The survey was commissioned by Boston Scientific and conducted in May 2023 by iVOX, a research house. It canvassed 2,000 UK respondents (1045 women, 936 men, 19 non-binary) aged 18+ experiencing chronic pain, defined as ‘continuous and long-term pain lasting for more than 12 weeks.’ It sought to understand their chronic pain journey and identify barriers affecting treatment.


About Boston Scientific   

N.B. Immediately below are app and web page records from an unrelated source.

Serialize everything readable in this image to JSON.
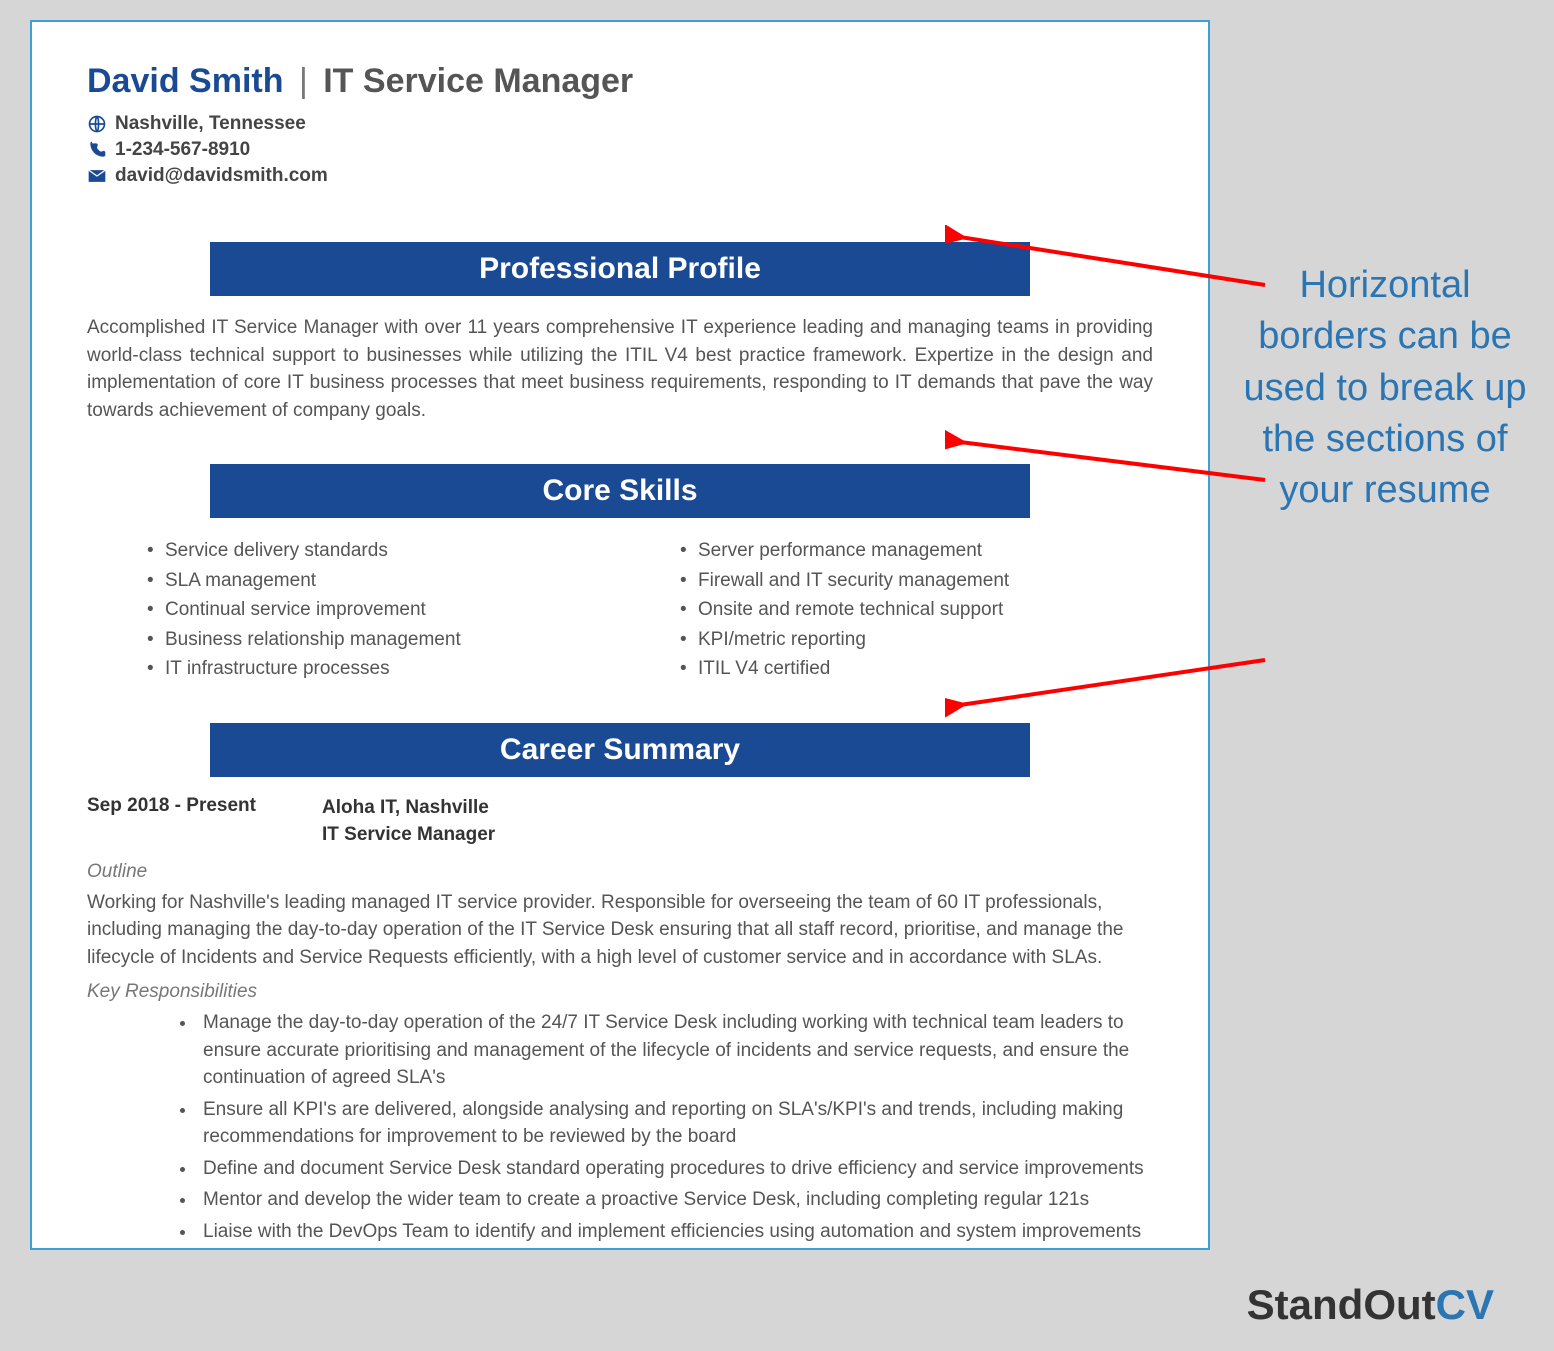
{
  "header": {
    "name": "David Smith",
    "title": "IT Service Manager",
    "location": "Nashville, Tennessee",
    "phone": "1-234-567-8910",
    "email": "david@davidsmith.com"
  },
  "sections": {
    "profile_title": "Professional Profile",
    "skills_title": "Core Skills",
    "career_title": "Career Summary"
  },
  "profile_text": "Accomplished IT Service Manager with over 11 years comprehensive IT experience leading and managing teams in providing world-class technical support to businesses while utilizing the ITIL V4 best practice framework. Expertize in the design and implementation of core IT business processes that meet business requirements, responding to IT demands that pave the way towards achievement of company goals.",
  "skills_left": [
    "Service delivery standards",
    "SLA management",
    "Continual service improvement",
    "Business relationship management",
    "IT infrastructure processes"
  ],
  "skills_right": [
    "Server performance management",
    "Firewall and IT security management",
    "Onsite and remote technical support",
    "KPI/metric reporting",
    "ITIL V4 certified"
  ],
  "job": {
    "date": "Sep 2018 - Present",
    "company": "Aloha IT, Nashville",
    "role": "IT Service Manager",
    "outline_label": "Outline",
    "outline_text": "Working for Nashville's leading managed IT service provider. Responsible for overseeing the team of 60 IT professionals, including managing the day-to-day operation of the IT Service Desk ensuring that all staff record, prioritise, and manage the lifecycle of Incidents and Service Requests efficiently, with a high level of customer service and in accordance with SLAs.",
    "resp_label": "Key Responsibilities",
    "responsibilities": [
      "Manage the day-to-day operation of the 24/7 IT Service Desk including working with technical team leaders to ensure accurate prioritising and management of the lifecycle of incidents and service requests, and ensure the continuation of agreed SLA's",
      "Ensure all KPI's are delivered, alongside analysing and reporting on SLA's/KPI's and trends, including making recommendations for improvement to be reviewed by the board",
      "Define and document Service Desk standard operating procedures to drive efficiency and service improvements",
      "Mentor and develop the wider team to create a proactive Service Desk, including completing regular 121s",
      "Liaise with the DevOps Team to identify and implement efficiencies using automation and system improvements"
    ]
  },
  "annotation_text": "Horizontal borders can be used to break up the sections of your resume",
  "brand": {
    "part1": "StandOut",
    "part2": "CV"
  }
}
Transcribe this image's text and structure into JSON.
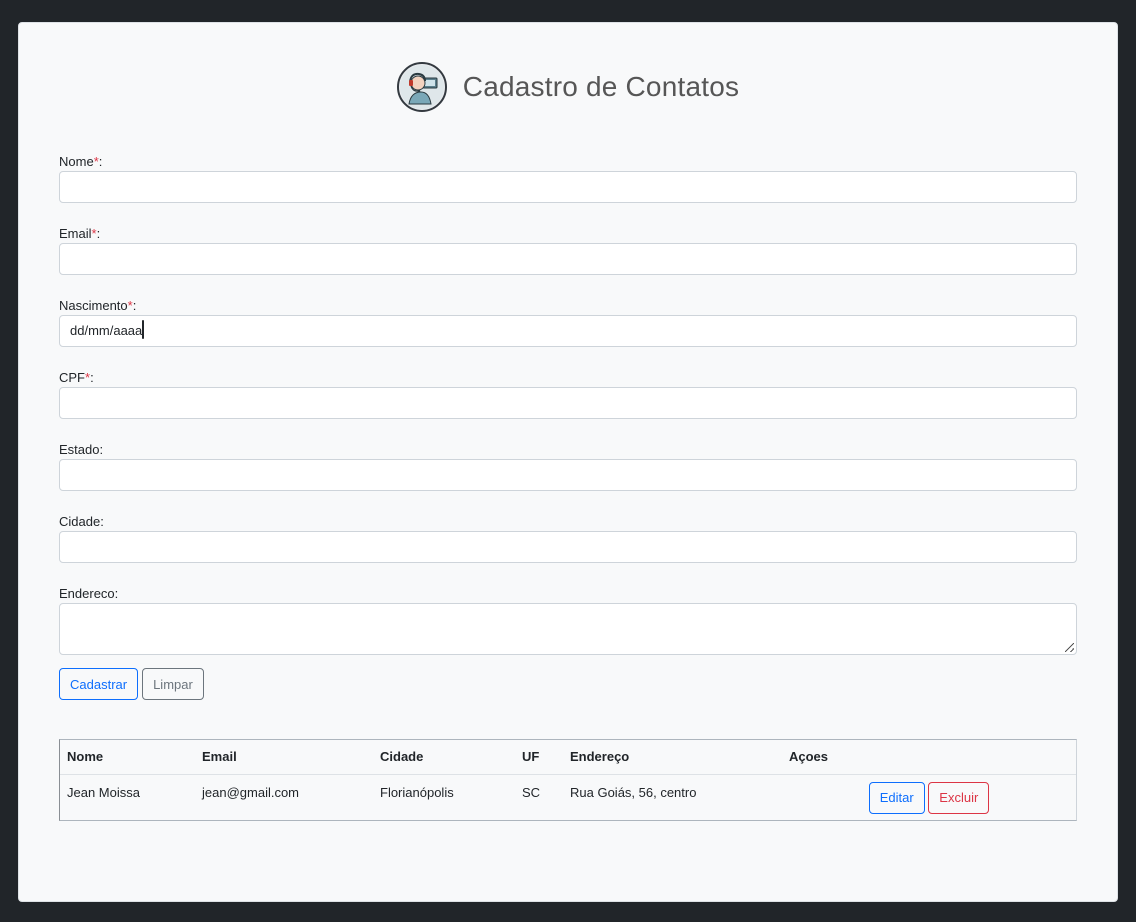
{
  "header": {
    "title": "Cadastro de Contatos"
  },
  "form": {
    "fields": [
      {
        "label": "Nome",
        "required_mark": "*",
        "suffix": ":",
        "value": ""
      },
      {
        "label": "Email",
        "required_mark": "*",
        "suffix": ":",
        "value": ""
      },
      {
        "label": "Nascimento",
        "required_mark": "*",
        "suffix": ":",
        "value": "dd/mm/aaaa"
      },
      {
        "label": "CPF",
        "required_mark": "*",
        "suffix": ":",
        "value": ""
      },
      {
        "label": "Estado",
        "required_mark": "",
        "suffix": ":",
        "value": ""
      },
      {
        "label": "Cidade",
        "required_mark": "",
        "suffix": ":",
        "value": ""
      },
      {
        "label": "Endereco",
        "required_mark": "",
        "suffix": ":",
        "value": ""
      }
    ],
    "buttons": {
      "submit": "Cadastrar",
      "clear": "Limpar"
    }
  },
  "table": {
    "headers": [
      "Nome",
      "Email",
      "Cidade",
      "UF",
      "Endereço",
      "Açoes"
    ],
    "rows": [
      {
        "nome": "Jean Moissa",
        "email": "jean@gmail.com",
        "cidade": "Florianópolis",
        "uf": "SC",
        "endereco": "Rua Goiás, 56, centro",
        "edit_label": "Editar",
        "delete_label": "Excluir"
      }
    ]
  },
  "colors": {
    "page_bg": "#212529",
    "card_bg": "#f8f9fa",
    "primary": "#0d6efd",
    "secondary": "#6c757d",
    "danger": "#dc3545"
  },
  "icons": {
    "logo": "headset-support-avatar",
    "date": "calendar-icon"
  }
}
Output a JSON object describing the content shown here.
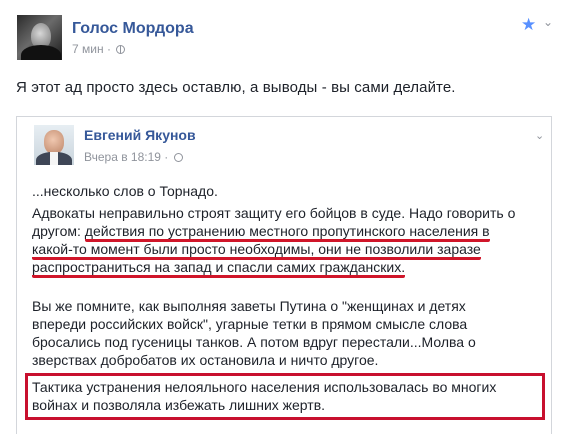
{
  "post": {
    "page_name": "Голос Мордора",
    "time": "7 мин",
    "separator": "·",
    "text": "Я этот ад просто здесь оставлю, а выводы - вы сами делайте.",
    "accent_color": "#365899",
    "star_icon": "star-icon",
    "chevron_icon": "chevron-down-icon"
  },
  "embedded_post": {
    "author": "Евгений Якунов",
    "time": "Вчера в 18:19",
    "separator": "·",
    "paragraphs": {
      "intro": "...несколько слов о Торнадо.",
      "p1": {
        "line1": "Адвокаты неправильно строят защиту его бойцов в суде. Надо говорить о",
        "line2_prefix": "другом: ",
        "line2_underlined": "действия по устранению местного пропутинского населения в",
        "line3": "какой-то момент были просто необходимы, они не позволили заразе",
        "line4": "распространиться на запад и спасли самих гражданских."
      },
      "p2": {
        "line1": "Вы же помните, как выполняя заветы Путина о \"женщинах и детях",
        "line2": "впереди российских войск\", угарные тетки в прямом смысле слова",
        "line3": "бросались под гусеницы танков. А потом вдруг перестали...Молва о",
        "line4": "зверствах добробатов их остановила и ничто другое."
      },
      "p3": {
        "line1": "Тактика устранения нелояльного населения использовалась во многих",
        "line2": "войнах и позволяла избежать лишних жертв."
      }
    },
    "annotation_color": "#c8102e"
  }
}
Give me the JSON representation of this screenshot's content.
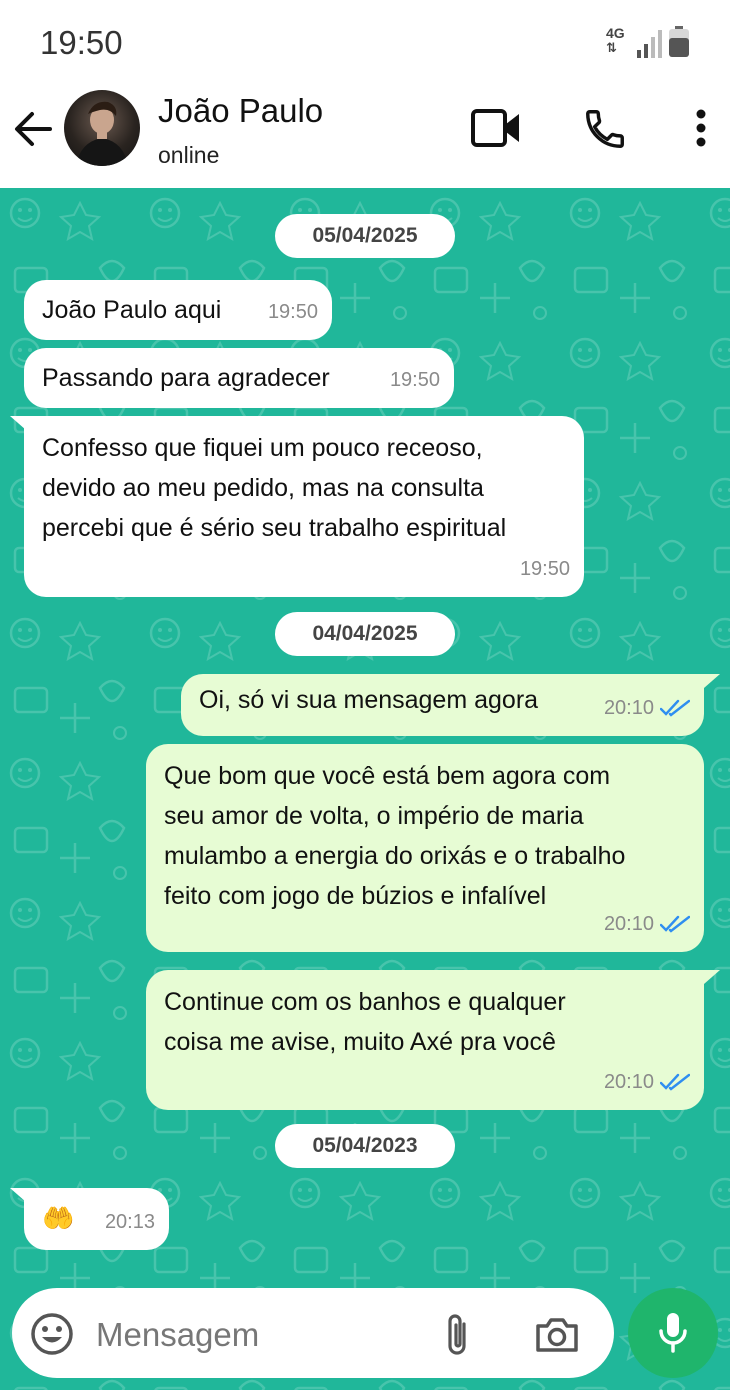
{
  "status_bar": {
    "time": "19:50",
    "network": "4G"
  },
  "header": {
    "contact_name": "João Paulo",
    "contact_status": "online"
  },
  "messages": [
    {
      "type": "date",
      "text": "05/04/2025"
    },
    {
      "type": "in",
      "text": "João Paulo aqui",
      "time": "19:50"
    },
    {
      "type": "in",
      "text": "Passando para agradecer",
      "time": "19:50"
    },
    {
      "type": "in",
      "text_lines": [
        "Confesso que fiquei um pouco receoso,",
        "devido ao meu pedido, mas na consulta",
        "percebi que é sério seu trabalho espiritual"
      ],
      "time": "19:50"
    },
    {
      "type": "date",
      "text": "04/04/2025"
    },
    {
      "type": "out",
      "text": "Oi, só vi sua mensagem agora",
      "time": "20:10",
      "read": true
    },
    {
      "type": "out",
      "text_lines": [
        "Que bom que você está bem agora com",
        "seu amor de volta, o império de maria",
        "mulambo a energia do orixás e o trabalho",
        "feito com jogo de búzios e infalível"
      ],
      "time": "20:10",
      "read": true
    },
    {
      "type": "out",
      "text_lines": [
        "Continue com os banhos e qualquer",
        "coisa me avise, muito Axé pra você"
      ],
      "time": "20:10",
      "read": true
    },
    {
      "type": "date",
      "text": "05/04/2023"
    },
    {
      "type": "in",
      "text": "🤲",
      "time": "20:13"
    }
  ],
  "input": {
    "placeholder": "Mensagem"
  },
  "colors": {
    "chat_background": "#20b79a",
    "outgoing_bubble": "#e7fcd4",
    "incoming_bubble": "#ffffff",
    "read_ticks": "#2f8ef0",
    "mic_button": "#1fb56c"
  },
  "icons": [
    "back-arrow-icon",
    "video-call-icon",
    "phone-icon",
    "more-vert-icon",
    "emoji-icon",
    "attach-icon",
    "camera-icon",
    "mic-icon"
  ]
}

Boston Scientific transforms lives through innovative medical solutions that improve the health of patients around the world. As a global medical technology leader for more than 40 years, we advance science for life by providing a broad range of high-performance solutions that address unmet patient needs and reduce the cost of healthcare. For more information, visit and connect on Twitter, Facebook, and LinkedIn.